So, for now we are on to mastering. On Sunday, July 31 at 3:00 we will beging the process. The amazing Bill Wolfe in Arlington, VA will be doing that. So in a little more than 72 hours we will have a final project. Then it will be on to finding a label. Perhaps ARC with my friend Chris Burnett in Kansas City. Or perhaps someone else. Who knows. I'll certainly keep everyone up to date on that.

And who's your Mack Daddy? Why, Mack McLaughlin, of course.

Sunday, January 9, 2011

Of Bob Mintzer

Calvin and Hobbes, my absolute favorite comic strip ever. Sometimes I have the wisdom and smarts of Hobbes. Other times I'm more the idiot wrecking ball that Calvin can be. Read on and you'll see.

So, I'm sitting in my hotel room in New Orleans. The JEN (Jazz Education Network) Conference here has just wrapped up. Three days of fantastic clinics, presentations and performances. This is the organization that has arisen out of the ashes of IAJE (International Association for Jazz Education).This is the 2nd conference the organization has put on and they are doing a great job. Kudos to them.

On Friday I went to hear a clinic/performance by Jeff Coffin and his Mutet. Great sounding band. And their bassist is Felix Pastorius, son of the legendary electric bassist Jaco. When I walked in the hotel meeting room there was a lot of people in there. But I decided to look for a seat up front. Lo and behold, there was a spot in the front row. And who do I sit right next to? Bob Mintzer. He was doing what most 20 somethings would be doing while waiting in a room for something to start, texting and checking e-mail on his phone. After a few minutes he looked and me and said do I know you?" I told him we had spoke for a little bit at last year's conference and that I was the one that had given him some rehearsal recordings of Rite Of Spring arranged for big band.

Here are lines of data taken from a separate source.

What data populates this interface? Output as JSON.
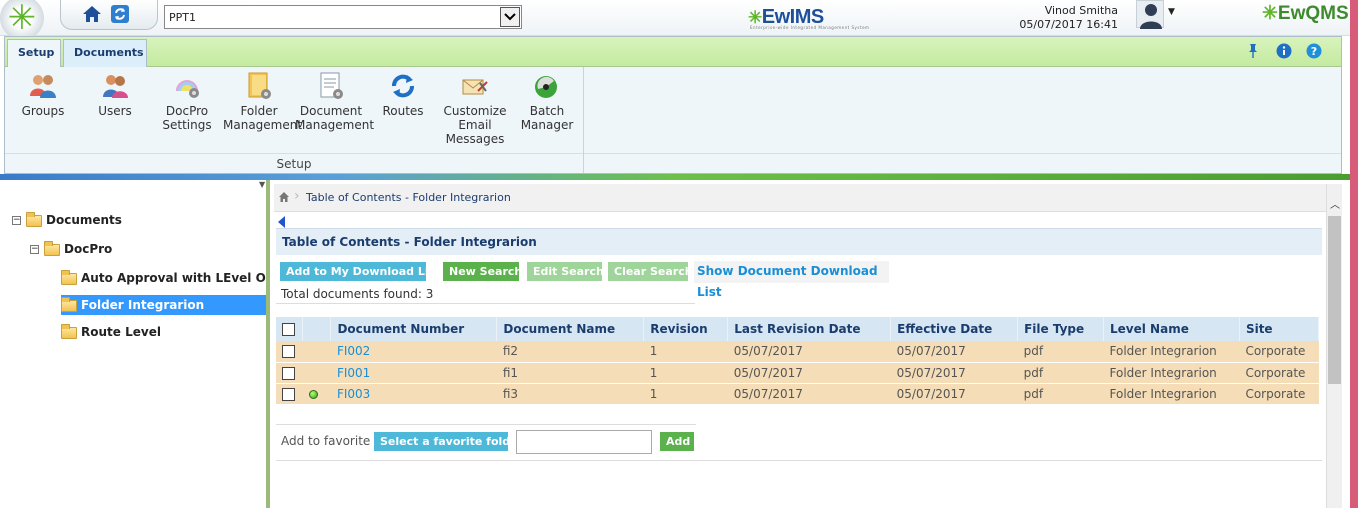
{
  "header": {
    "project": "PPT1",
    "brand_name": "EwIMS",
    "brand_tagline": "Enterprise-wide Integrated Management System",
    "user_name": "Vinod Smitha",
    "datetime": "05/07/2017 16:41",
    "qms_logo": "EwQMS"
  },
  "ribbon": {
    "tabs": [
      "Setup",
      "Documents"
    ],
    "buttons": {
      "groups": "Groups",
      "users": "Users",
      "docpro_1": "DocPro",
      "docpro_2": "Settings",
      "folder_1": "Folder",
      "folder_2": "Management",
      "document_1": "Document",
      "document_2": "Management",
      "routes": "Routes",
      "email_1": "Customize",
      "email_2": "Email",
      "email_3": "Messages",
      "batch_1": "Batch",
      "batch_2": "Manager"
    },
    "group_label": "Setup"
  },
  "tree": {
    "root": "Documents",
    "docpro": "DocPro",
    "item1": "Auto Approval with LEvel Ownw",
    "item2": "Folder Integrarion",
    "item3": "Route Level"
  },
  "main": {
    "breadcrumb": "Table of Contents - Folder Integrarion",
    "title": "Table of Contents - Folder Integrarion",
    "buttons": {
      "add_download": "Add to My Download List",
      "new_search": "New Search",
      "edit_search": "Edit Search",
      "clear_search": "Clear Search",
      "show_download": "Show Document Download List"
    },
    "total_docs": "Total documents found: 3",
    "columns": [
      "Document Number",
      "Document Name",
      "Revision",
      "Last Revision Date",
      "Effective Date",
      "File Type",
      "Level Name",
      "Site"
    ],
    "rows": [
      {
        "number": "FI002",
        "name": "fi2",
        "revision": "1",
        "last_revision": "05/07/2017",
        "effective": "05/07/2017",
        "file_type": "pdf",
        "level": "Folder Integrarion",
        "site": "Corporate"
      },
      {
        "number": "FI001",
        "name": "fi1",
        "revision": "1",
        "last_revision": "05/07/2017",
        "effective": "05/07/2017",
        "file_type": "pdf",
        "level": "Folder Integrarion",
        "site": "Corporate"
      },
      {
        "number": "FI003",
        "name": "fi3",
        "revision": "1",
        "last_revision": "05/07/2017",
        "effective": "05/07/2017",
        "file_type": "pdf",
        "level": "Folder Integrarion",
        "site": "Corporate"
      }
    ],
    "favorite": {
      "label": "Add to favorite",
      "select_button": "Select a favorite folder",
      "input_value": "",
      "add_button": "Add"
    }
  },
  "colors": {
    "accent_blue": "#1b3d6e",
    "link_blue": "#1a8fd6",
    "ribbon_green": "#c4eaa0",
    "row_highlight": "#f5ddb7",
    "selected_tree": "#3399ff"
  }
}
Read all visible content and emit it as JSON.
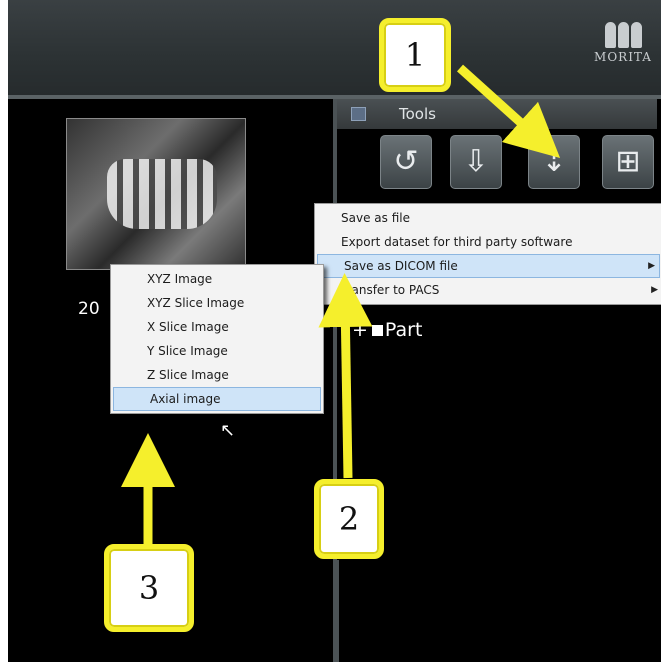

Now, when I gave that disc to him, I really didn't expect him to listen to it. I know that lots of people give recordings to people as well established in the business as Bob Mintzer hoping for some help or validation. I'm sure he never gets around to listening to most of them. But when I mentioned Rite he said "Oh yeah, that was some interesting stuff. That was a great idea." That felt really good. Then I thought about how I had dissed him in one of my earlier blogs. Then I wondered, what if he had actually checked out the blog? I think the materials I gave him might even have had the address for the blog. Oh man, I'm an idiot.

Bob Mintzer is one of the best tenor saxophonists in all of jazz. And he really is a very accomplished composer and arranger. Just listen to the tunes that he has written and recorded with The Yellowjackets. He has a great sense of melody, harmony and groove. And he has accomplished more than I could ever hope to do. And I just go and write all this highly opinionated and probably insulting blather. What a dweeb. So here is my conclusion:

I want to formally apologize to Bob Mintzer for saying such things. And though I will always have opinions on art of any kind, I will try to keep my personal tastes and opinions out of such public statements and offer artists like Bob Mintzer the respect they deserve.

As for the recording, we get to, and hopefully finish, the mixing this month. Hopefully mastering very soon after. Stay tuned.